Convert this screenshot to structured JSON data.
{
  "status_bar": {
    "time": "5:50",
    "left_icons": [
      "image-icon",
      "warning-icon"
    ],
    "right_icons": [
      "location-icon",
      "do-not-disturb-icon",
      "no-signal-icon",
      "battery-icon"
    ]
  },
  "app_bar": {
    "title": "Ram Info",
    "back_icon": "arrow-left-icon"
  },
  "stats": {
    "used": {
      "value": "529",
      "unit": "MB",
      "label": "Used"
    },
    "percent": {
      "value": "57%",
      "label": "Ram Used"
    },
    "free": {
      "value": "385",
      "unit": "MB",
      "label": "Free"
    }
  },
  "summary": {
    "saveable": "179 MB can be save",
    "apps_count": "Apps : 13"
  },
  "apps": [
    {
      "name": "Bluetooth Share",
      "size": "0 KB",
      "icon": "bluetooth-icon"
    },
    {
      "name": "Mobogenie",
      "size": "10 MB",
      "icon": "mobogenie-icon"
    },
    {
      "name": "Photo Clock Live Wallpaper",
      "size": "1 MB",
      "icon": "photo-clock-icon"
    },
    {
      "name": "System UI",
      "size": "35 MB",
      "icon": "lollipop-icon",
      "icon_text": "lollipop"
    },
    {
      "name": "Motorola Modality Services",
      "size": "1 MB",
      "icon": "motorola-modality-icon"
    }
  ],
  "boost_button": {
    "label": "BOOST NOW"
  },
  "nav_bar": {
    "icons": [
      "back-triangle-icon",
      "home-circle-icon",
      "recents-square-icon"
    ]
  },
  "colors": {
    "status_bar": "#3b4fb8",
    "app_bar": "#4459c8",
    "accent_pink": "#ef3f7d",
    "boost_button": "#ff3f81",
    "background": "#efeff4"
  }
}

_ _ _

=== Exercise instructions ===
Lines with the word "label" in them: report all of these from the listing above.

=== Response area ===
      "label": "Used"
      "label": "Ram Used"
      "label": "Free"
    "label": "BOOST NOW"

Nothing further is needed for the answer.